Failure to follow scientific groups will not affect the climate
I’m pretty active on social media, I guess. I have Facebook on my phone; I probably check this at least once a day – other platforms, maybe once or twice a week. I post things every now and then, whether it’s a spicy meme, an interesting post I read, promoting some research, or sharing entries from this same blog. I used to follow a lot of groups dedicated to science, skepticism, critical thinking and debunking. Except for one or two, I recently stopped following such groups.
Certainly, as a provider of critical thinking, these are exactly the types of groups that I should be following – promoting ideas that I too should consider and share. Well, I’ve considered a lot of them, and rarely wish to share them, let alone agree with them. Outside of the obvious click traps (yes, even science-promoting groups produce click traps), there is so much negativity generated by these groups – negativity incompatible with critical thinking.
Many groups have become political; and, with that, self-righteous. Those with conservative-leaning administrators began to berate the Liberals, and those with liberal-leaning administrators began to berate the Tories. What do you get by insulting a group with opinions different from yours? I don’t see critical thinking in making examples of others as foolish or stupid, especially on something belief-based like politics. If we base our thinking on something that can be proven (for or against), what good is the point of attacking the person who made the false statement (ad hominem)? Shouldn’t critical thinkers try to educate, inform and demystify disinformation? I know it might seem like I’m blaming the admins and that’s probably unfair. They are not necessarily the ones causing these problems, but they are making them easier. In many of these groups’ posts, discussion threads follow that make it easier to troll the opinions of anyone who might be in the minority within that group (not in terms of race or creed, but rather their ideas and perspectives. ) and regular readers of this blog will know how I Think About Trolls. It is not critical thinking. As I said, I left and abandoned a large majority of these groups. But, when I clicked on “no longer follow” or “leave the group”, the strangest feeling came over me.
I felt like I was letting the “critical side” go, as if I might miss an important article or miss an opportunity to facilitate someone’s thinking. I felt guilty. I felt like a fraud. Then I decided to give it a week – if there was anything of value posted in any of these groups, I would stick around. If this is not the case, I would go all the way to “unsubscribe”. Even when I wasn’t online, I thought about it – critically. If what they report demeans me – whether it’s sensationalizing how bad decision-making in the world is or just presenting biased information (acknowledging that irony is important), then what’s the point of following. these messages?

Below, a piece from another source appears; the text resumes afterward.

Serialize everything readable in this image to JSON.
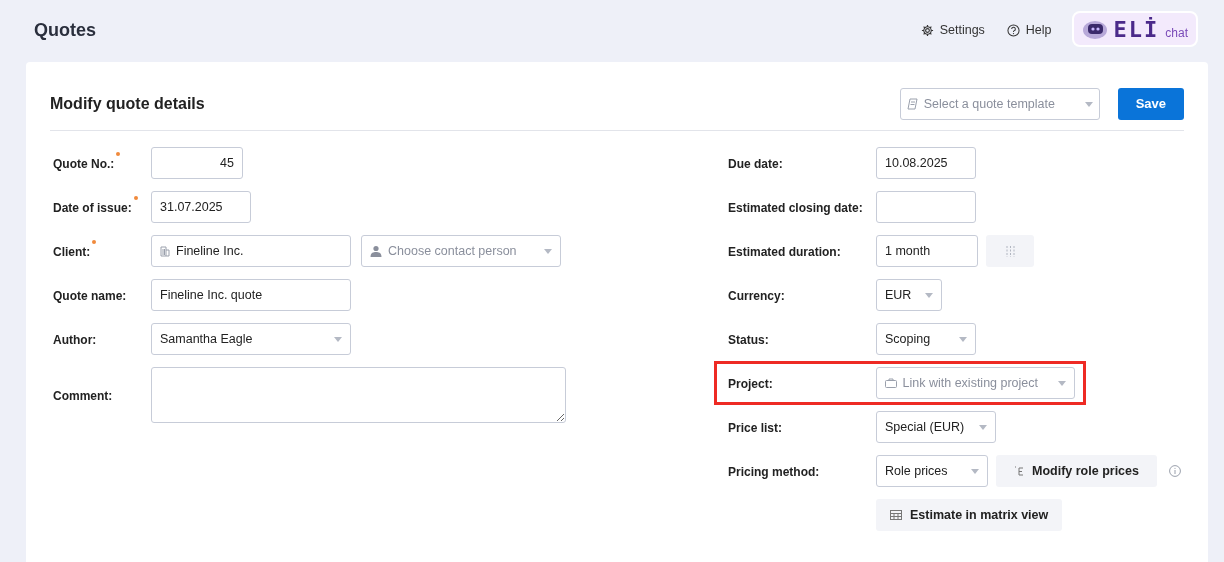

I realized that the feelings of guilt and potential scam stemmed from this idea that I was sort of turning my back on science, evidence-based research, and critical thinking. But I am not; if anything, I nurture it more by refraining from pop culture versions of each. “Doing your part” has nothing to do with reading messages from these groups. Doing your part is reading genuine, peer-reviewed research articles. Doing your part is educating the people who want and value education. Doing your part is putting what you preach into practice. My abandonment of a bunch of debunkers is not going to affect the beliefs of Flat Earth people about the shape of the planet or the views of climate change deniers on global warming. On the contrary, these social media groups could drive greater divisions between parties on particular topics, rather than promoting open discourse and education.
Where is this taking us? What is the lesson to be learned? Perhaps this is just another case that illustrates how personal values and prejudices can get in the way of everyday life. My value in science, research, and critical thinking led me to engage an online echo chamber to such an extent that its production may have negatively affected my mood and sensationalized my take on the society. That may be fair in some ways, but that’s up to objective assessments to determine, not what an online “community” tells me.
Of course, I am biased, everyone is; when we value something, it tilts our perspective to favor concepts that uphold our values. But with that, we need to recognize the potential for these biases to impact our behaviors, both online and in the “real world,” so that we can disengage from things that could potentially hold us back. I still enjoy science, research, and critical thinking as much as ever, no longer following newsfeed articles about them doesn’t diminish that value in any way, but I needed some time to see it.
For those of you who have had similar online experiences, thinking about the way I am describing can be a useful exercise to engage in; and so, my suggestion is that we should take stock of our values, our actions in light of those values, the results of those actions and the critical thinking about them. Such an exercise could have a beneficial effect on the way you engage your day-to-day thinking and engagement online.